Maryland Governor Larry Hogan questioned the Trump Administration’s plans to reopen the country in the coming weeks, citing mixed messaging that he called confusing and said doesn’t match what officials are doing across the nation to combat the spread of coronavirus.
Appearing on CNN’s New Day, Governor Hogan said the coronavirus (COVID-19) pandemic is not over by any stretch of the imagination, and that the country needs the federal, state and local levels, the private sector, and every individual to help fight this battle.
Governor Hogan said the messaging coming from the Trump Administration does not match what he and others are doing across the country to slow the spread of the virus.

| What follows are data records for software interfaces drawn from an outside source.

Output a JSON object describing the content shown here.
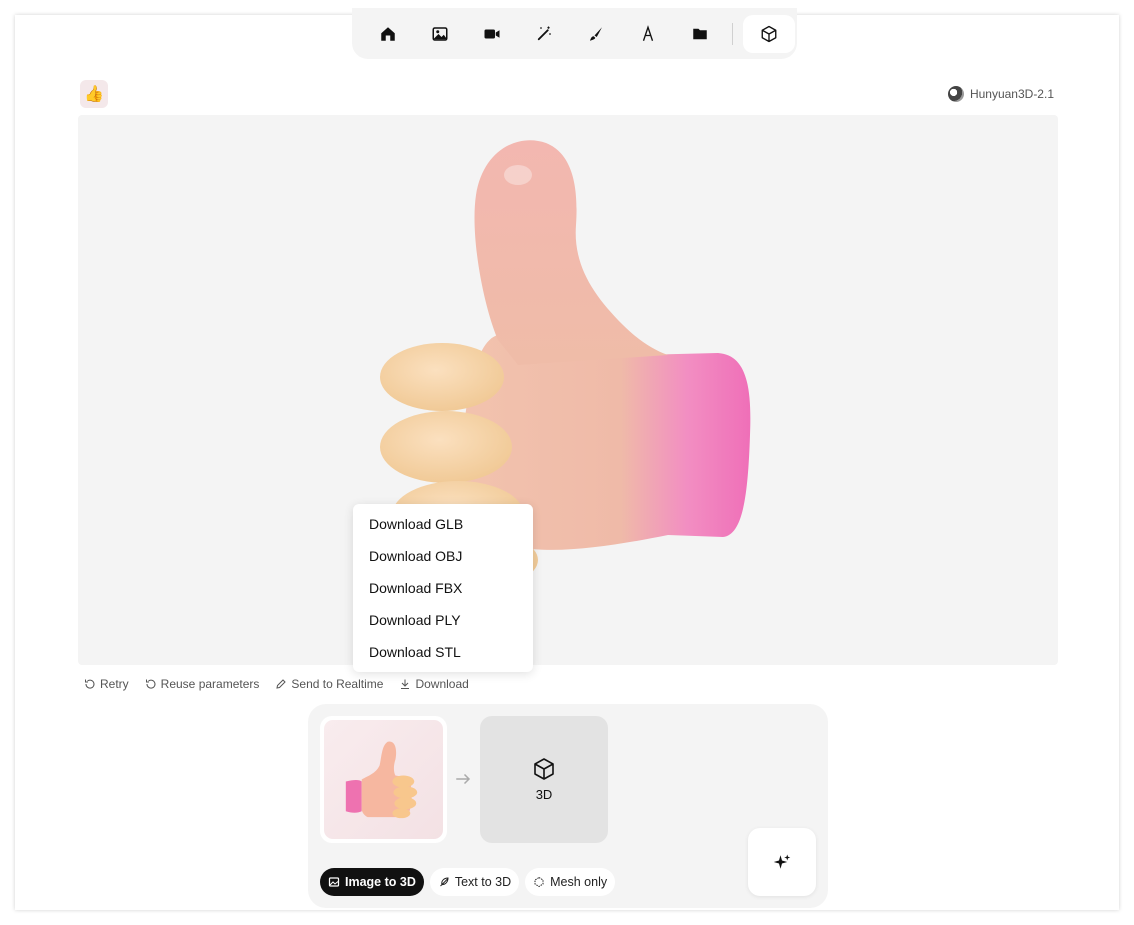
{
  "toolbar": {
    "tools": [
      {
        "icon": "home-icon"
      },
      {
        "icon": "image-icon"
      },
      {
        "icon": "video-icon"
      },
      {
        "icon": "magic-wand-icon"
      },
      {
        "icon": "brush-icon"
      },
      {
        "icon": "font-icon"
      },
      {
        "icon": "folder-icon"
      },
      {
        "icon": "cube-icon",
        "active": true
      }
    ]
  },
  "header": {
    "avatar_emoji": "👍",
    "model_name": "Hunyuan3D-2.1"
  },
  "download_menu": {
    "items": [
      "Download GLB",
      "Download OBJ",
      "Download FBX",
      "Download PLY",
      "Download STL"
    ]
  },
  "actions": {
    "retry": "Retry",
    "reuse": "Reuse parameters",
    "send": "Send to Realtime",
    "download": "Download"
  },
  "panel": {
    "target_label": "3D",
    "modes": [
      {
        "label": "Image to 3D",
        "active": true
      },
      {
        "label": "Text to 3D",
        "active": false
      },
      {
        "label": "Mesh only",
        "active": false
      }
    ]
  },
  "colors": {
    "accent": "#111111",
    "viewer_bg": "#f4f4f4",
    "panel_bg": "#f4f4f4"
  }
}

“Quite frankly, some of the messaging is pretty confusing,” Governor Hogan said. “I think it’s not just that it doesn’t match with what we’re doing here in Maryland, but some of the messaging coming out of the Administration doesn’t match. Where you have the Surgeon General, Anthony Fauci saying things that were almost completely opposite of that yesterday.”

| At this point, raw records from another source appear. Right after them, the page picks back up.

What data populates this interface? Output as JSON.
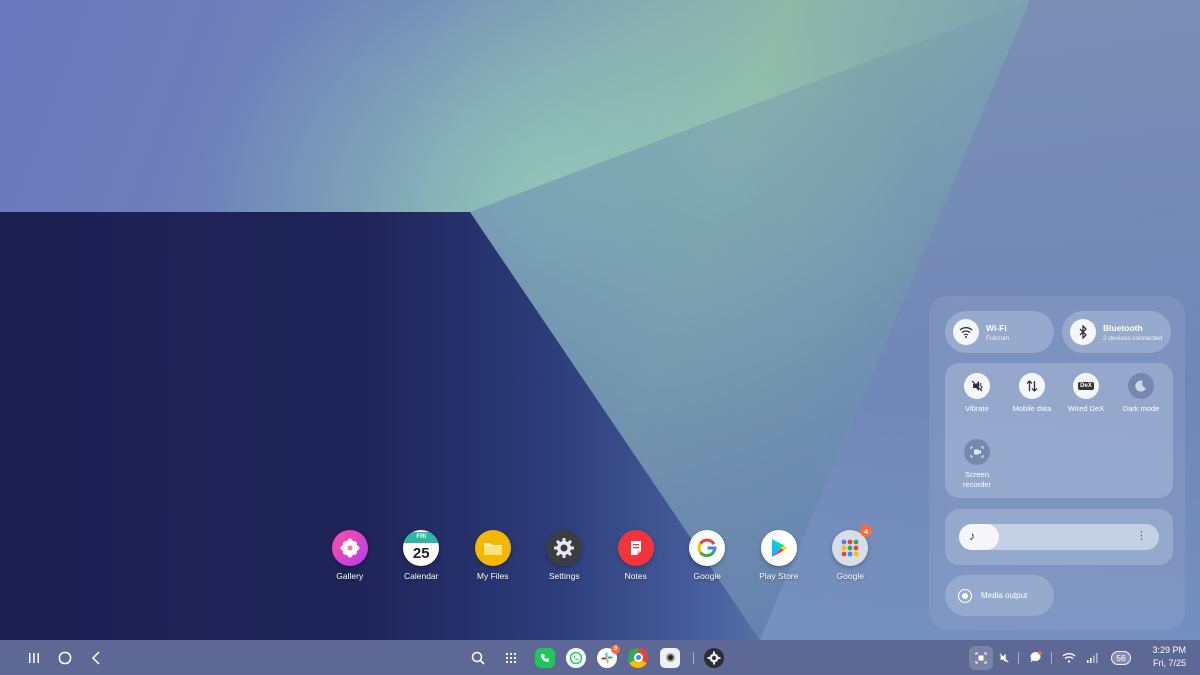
{
  "dock": {
    "apps": [
      {
        "label": "Gallery",
        "icon": "gallery-icon"
      },
      {
        "label": "Calendar",
        "icon": "calendar-icon",
        "day_name": "FRI",
        "day_num": "25"
      },
      {
        "label": "My Files",
        "icon": "folder-icon"
      },
      {
        "label": "Settings",
        "icon": "gear-icon"
      },
      {
        "label": "Notes",
        "icon": "notes-icon"
      },
      {
        "label": "Google",
        "icon": "google-icon"
      },
      {
        "label": "Play Store",
        "icon": "play-store-icon"
      },
      {
        "label": "Google",
        "icon": "google-folder-icon",
        "badge": "4"
      }
    ]
  },
  "quick_panel": {
    "wifi": {
      "label": "Wi-Fi",
      "sub": "Fulcrum",
      "icon": "wifi-icon"
    },
    "bluetooth": {
      "label": "Bluetooth",
      "sub": "2 devices connected",
      "icon": "bluetooth-icon"
    },
    "tiles": [
      {
        "label": "Vibrate",
        "icon": "vibrate-icon",
        "on": true
      },
      {
        "label": "Mobile data",
        "icon": "mobile-data-icon",
        "on": true
      },
      {
        "label": "Wired DeX",
        "icon": "dex-icon",
        "on": true,
        "glyph": "DeX"
      },
      {
        "label": "Dark mode",
        "icon": "moon-icon",
        "on": false
      },
      {
        "label": "Screen recorder",
        "icon": "screen-recorder-icon",
        "on": false
      }
    ],
    "volume": {
      "level": 0.2,
      "icon": "music-note-icon",
      "more_icon": "more-vert-icon"
    },
    "media_output": {
      "label": "Media output",
      "icon": "media-output-icon"
    }
  },
  "taskbar": {
    "nav": [
      "recents-icon",
      "home-icon",
      "back-icon"
    ],
    "center": [
      "search-icon",
      "apps-grid-icon",
      "phone-icon",
      "whatsapp-icon",
      "slack-icon",
      "chrome-icon",
      "camera-icon",
      "settings-icon"
    ],
    "slack_badge": "3",
    "battery": "56",
    "time": "3:29 PM",
    "date": "Fri, 7/25"
  },
  "colors": {
    "taskbar": "#5d6894",
    "panel": "#8ca0c8",
    "badge": "#ff6a3d"
  }
}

As far as a timeline of when this will end, Governor Hogan said he doesn’t think that the country will be ready as soon as President Trump and others have suggested.
“We don’t think that we’re going to be in any way ready to be out of this in five or six days or so, or whenever this 15 days is up from the time that they started this imaginary plot,” Governor Hogan said. “Most people think that we’re weeks away from the peak, if not months. That’s the advice we’re getting from smart folks at Johns Hopkins, NIH, University of Maryland, and places like that.”
President Trump has stated that he has a goal of reopening the country for business by Easter, April 12, 2020.
On Monday, Governor Hogan announced a number of new COVID-19 mitigation measures, including the closure of all non-essential businesses, the creation of a $175 million economic relief package, updates to Maryland’s public health surge plan, and an emergency order to prevent price gouging.
“We’ve closed more businesses than many of the states that have stay-at-home orders. We’ve encouraged and suggested that everybody that doesn’t need to go out, that isn’t an essential business, that they do stay home,” Governor Hogan explained. “We’re very strictly enforcing the limitations on social distancing, of no groups of ten or more, and we’ve closed more businesses—anything that’s not essential. It has the same effect… We’re all taking different steps based on what we think is right for our states.”